- WHAT THE TASK REQUIRES: Examine each line of the data. Copy those that contain the string "Proteger".

****************

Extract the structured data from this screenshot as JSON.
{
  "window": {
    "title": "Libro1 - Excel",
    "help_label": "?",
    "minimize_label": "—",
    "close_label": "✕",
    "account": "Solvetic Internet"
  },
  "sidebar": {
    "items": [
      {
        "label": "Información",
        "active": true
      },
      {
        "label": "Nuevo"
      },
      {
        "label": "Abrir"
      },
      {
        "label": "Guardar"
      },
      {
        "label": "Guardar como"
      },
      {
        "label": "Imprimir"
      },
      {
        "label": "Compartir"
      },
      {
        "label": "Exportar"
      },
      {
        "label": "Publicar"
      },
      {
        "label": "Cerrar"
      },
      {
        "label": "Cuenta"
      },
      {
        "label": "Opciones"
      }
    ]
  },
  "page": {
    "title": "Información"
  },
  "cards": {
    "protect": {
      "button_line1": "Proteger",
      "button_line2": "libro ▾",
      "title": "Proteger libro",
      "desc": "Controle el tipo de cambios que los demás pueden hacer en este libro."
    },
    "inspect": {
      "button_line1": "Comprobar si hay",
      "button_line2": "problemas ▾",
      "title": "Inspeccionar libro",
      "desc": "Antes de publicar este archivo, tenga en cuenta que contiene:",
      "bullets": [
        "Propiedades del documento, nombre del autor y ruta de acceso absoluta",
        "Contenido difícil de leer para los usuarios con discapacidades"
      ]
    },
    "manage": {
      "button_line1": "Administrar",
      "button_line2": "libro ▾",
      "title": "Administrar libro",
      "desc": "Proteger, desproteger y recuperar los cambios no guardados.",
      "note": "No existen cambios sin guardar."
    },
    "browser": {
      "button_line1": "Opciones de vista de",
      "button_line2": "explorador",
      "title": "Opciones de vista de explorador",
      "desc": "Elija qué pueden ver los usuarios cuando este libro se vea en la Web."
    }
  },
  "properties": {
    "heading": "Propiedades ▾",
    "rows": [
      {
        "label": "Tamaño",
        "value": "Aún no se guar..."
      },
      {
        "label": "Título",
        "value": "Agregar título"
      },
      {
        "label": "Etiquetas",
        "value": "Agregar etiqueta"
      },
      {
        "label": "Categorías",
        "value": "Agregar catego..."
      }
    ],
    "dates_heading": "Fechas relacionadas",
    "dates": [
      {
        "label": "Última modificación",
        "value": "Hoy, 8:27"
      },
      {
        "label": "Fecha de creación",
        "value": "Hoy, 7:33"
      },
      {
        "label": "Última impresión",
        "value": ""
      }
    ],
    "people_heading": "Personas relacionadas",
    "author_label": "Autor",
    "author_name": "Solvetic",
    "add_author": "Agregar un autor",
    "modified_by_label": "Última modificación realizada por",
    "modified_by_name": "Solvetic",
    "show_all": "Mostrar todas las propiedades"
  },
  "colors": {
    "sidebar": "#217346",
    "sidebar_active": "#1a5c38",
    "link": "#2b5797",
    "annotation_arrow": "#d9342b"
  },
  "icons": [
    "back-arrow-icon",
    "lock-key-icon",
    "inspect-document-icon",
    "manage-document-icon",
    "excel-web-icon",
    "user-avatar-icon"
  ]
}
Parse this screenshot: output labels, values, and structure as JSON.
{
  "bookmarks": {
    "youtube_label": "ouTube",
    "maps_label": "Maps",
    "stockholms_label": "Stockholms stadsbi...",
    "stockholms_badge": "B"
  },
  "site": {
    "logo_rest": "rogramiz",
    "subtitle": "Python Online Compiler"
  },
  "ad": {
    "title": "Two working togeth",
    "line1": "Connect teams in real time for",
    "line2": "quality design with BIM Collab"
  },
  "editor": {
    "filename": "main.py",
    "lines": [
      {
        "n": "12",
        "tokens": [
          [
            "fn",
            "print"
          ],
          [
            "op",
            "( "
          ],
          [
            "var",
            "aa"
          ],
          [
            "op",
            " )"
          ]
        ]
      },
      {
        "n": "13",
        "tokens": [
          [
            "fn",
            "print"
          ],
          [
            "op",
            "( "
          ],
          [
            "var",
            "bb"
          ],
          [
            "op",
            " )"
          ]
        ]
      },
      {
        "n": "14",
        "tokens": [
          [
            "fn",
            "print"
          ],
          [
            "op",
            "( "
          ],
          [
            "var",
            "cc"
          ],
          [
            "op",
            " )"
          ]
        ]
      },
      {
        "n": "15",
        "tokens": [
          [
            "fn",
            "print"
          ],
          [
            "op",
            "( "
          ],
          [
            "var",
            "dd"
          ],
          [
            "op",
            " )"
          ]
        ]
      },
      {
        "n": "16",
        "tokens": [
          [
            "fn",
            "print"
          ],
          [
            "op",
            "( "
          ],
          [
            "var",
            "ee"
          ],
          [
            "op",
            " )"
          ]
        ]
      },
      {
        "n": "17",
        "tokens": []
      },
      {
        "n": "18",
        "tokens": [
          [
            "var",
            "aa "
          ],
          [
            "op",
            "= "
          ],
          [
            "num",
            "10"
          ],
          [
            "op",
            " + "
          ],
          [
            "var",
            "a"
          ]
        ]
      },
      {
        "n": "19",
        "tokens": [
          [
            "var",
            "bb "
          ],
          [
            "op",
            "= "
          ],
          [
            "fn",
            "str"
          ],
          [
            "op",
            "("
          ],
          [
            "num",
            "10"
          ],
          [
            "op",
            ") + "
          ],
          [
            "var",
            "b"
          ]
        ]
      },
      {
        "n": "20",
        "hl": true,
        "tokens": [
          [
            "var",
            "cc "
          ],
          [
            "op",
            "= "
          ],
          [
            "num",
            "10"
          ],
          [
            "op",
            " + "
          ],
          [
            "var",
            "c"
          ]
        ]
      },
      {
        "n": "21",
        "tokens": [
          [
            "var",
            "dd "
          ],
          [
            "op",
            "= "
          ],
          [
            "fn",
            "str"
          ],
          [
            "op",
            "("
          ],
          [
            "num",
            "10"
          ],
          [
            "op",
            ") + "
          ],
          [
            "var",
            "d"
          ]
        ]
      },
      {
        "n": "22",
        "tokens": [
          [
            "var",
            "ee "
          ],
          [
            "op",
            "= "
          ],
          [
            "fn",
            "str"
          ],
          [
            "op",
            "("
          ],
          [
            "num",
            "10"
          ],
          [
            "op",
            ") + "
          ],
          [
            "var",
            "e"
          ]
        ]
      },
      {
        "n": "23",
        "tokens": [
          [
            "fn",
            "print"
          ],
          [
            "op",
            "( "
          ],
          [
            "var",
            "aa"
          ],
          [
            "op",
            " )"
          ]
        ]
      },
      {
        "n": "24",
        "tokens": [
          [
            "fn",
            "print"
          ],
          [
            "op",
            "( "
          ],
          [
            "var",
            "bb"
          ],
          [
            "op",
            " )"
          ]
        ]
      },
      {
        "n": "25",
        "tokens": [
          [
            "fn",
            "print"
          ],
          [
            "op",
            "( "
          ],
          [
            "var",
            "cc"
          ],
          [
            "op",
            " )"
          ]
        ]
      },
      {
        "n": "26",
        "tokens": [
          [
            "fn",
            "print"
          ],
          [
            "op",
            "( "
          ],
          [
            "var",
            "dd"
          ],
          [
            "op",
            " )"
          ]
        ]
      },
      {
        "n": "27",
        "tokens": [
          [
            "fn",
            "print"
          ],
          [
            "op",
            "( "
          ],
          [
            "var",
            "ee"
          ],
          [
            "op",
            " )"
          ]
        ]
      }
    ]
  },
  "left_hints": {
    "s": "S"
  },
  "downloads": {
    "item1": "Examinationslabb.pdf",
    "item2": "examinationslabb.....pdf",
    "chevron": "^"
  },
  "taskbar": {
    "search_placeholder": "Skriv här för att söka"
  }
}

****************

- ANSWER FOR THE TASK:
      "button_line1": "Proteger",
      "title": "Proteger libro",
      "desc": "Proteger, desproteger y recuperar los cambios no guardados.",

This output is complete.